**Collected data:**
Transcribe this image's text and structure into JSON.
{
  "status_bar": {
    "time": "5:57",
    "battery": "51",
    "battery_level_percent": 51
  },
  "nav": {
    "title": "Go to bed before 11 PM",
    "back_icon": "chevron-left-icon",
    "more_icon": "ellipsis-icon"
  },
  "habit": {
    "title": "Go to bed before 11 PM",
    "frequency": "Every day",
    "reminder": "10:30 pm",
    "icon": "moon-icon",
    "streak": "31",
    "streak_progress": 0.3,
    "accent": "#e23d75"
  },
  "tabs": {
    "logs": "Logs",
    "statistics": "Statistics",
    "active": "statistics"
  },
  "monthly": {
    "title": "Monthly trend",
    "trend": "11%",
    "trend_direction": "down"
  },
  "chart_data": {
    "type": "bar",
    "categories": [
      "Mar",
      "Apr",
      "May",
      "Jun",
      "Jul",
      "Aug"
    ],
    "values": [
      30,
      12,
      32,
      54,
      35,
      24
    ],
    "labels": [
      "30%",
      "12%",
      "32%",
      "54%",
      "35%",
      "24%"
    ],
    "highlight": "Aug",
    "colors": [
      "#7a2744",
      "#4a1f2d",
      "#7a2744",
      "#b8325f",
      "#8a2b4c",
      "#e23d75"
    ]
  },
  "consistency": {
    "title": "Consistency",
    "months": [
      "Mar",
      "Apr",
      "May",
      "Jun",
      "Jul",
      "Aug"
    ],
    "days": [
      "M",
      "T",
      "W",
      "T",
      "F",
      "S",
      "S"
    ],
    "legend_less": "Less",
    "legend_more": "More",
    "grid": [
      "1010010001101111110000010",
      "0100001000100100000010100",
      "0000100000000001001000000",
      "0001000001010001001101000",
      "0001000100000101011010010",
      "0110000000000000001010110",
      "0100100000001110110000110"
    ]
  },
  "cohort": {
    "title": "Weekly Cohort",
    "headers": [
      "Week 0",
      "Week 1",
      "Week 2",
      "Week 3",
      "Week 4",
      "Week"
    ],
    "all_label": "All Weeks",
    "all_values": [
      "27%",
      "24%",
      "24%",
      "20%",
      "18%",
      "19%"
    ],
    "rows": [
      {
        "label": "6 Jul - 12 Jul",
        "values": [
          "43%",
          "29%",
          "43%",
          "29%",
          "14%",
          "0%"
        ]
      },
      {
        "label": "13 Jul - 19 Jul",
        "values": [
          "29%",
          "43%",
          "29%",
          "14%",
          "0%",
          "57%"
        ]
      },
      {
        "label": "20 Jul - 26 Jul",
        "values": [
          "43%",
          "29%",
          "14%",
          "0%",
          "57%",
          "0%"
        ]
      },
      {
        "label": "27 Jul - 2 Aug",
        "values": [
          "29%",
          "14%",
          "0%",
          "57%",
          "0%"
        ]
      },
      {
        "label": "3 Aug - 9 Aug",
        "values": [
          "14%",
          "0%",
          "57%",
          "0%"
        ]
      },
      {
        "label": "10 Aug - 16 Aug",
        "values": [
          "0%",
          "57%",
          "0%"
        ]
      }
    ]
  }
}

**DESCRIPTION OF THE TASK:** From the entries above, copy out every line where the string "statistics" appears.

**REPLY TO THE EXERCISE:**
    "statistics": "Statistics",
    "active": "statistics"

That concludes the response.